Data excerpts:
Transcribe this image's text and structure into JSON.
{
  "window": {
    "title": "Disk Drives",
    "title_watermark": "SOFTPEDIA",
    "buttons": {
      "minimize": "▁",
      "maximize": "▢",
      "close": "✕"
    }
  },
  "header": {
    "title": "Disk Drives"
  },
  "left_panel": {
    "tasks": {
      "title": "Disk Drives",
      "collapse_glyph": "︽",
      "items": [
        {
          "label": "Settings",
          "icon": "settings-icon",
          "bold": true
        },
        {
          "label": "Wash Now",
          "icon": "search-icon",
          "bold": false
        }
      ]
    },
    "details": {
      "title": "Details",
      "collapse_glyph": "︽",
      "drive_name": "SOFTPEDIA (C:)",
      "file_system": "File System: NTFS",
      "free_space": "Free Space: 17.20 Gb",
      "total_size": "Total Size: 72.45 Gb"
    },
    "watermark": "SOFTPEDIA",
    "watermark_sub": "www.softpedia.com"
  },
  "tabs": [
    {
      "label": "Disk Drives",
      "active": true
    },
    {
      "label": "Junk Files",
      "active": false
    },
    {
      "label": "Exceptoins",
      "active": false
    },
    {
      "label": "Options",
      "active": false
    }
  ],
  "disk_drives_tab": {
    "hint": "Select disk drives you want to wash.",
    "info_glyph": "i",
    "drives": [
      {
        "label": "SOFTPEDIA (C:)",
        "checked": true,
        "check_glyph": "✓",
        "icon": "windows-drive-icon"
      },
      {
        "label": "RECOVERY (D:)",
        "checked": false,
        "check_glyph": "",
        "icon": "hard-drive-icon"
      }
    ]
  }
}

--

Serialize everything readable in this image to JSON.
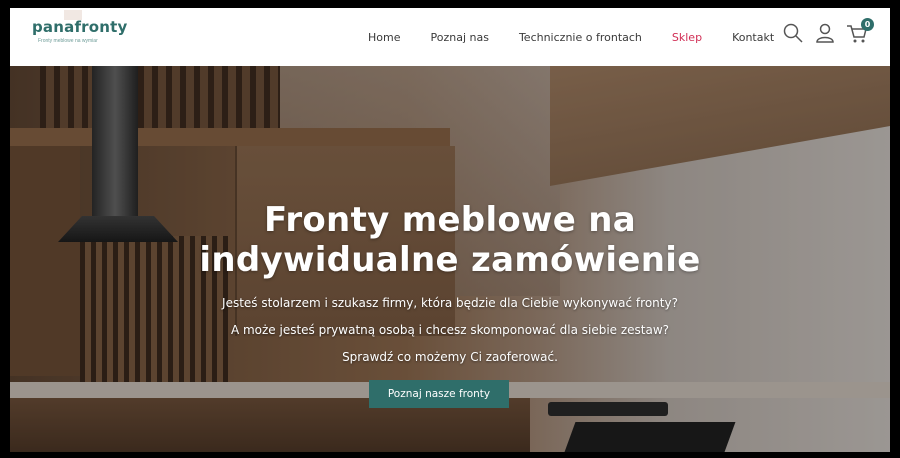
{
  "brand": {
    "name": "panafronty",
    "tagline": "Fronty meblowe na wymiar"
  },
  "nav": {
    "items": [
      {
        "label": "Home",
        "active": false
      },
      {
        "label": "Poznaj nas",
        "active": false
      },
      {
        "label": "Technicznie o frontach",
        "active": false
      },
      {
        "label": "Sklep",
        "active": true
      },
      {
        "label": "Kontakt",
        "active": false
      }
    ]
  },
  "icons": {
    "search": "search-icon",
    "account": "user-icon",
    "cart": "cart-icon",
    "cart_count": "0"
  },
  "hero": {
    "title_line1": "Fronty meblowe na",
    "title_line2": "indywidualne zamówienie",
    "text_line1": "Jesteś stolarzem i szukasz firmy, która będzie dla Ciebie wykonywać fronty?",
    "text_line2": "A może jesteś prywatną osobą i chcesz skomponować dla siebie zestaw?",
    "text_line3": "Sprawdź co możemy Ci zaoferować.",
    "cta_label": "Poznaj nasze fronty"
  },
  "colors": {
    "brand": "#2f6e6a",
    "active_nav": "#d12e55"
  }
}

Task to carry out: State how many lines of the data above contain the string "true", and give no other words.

Answer below: 4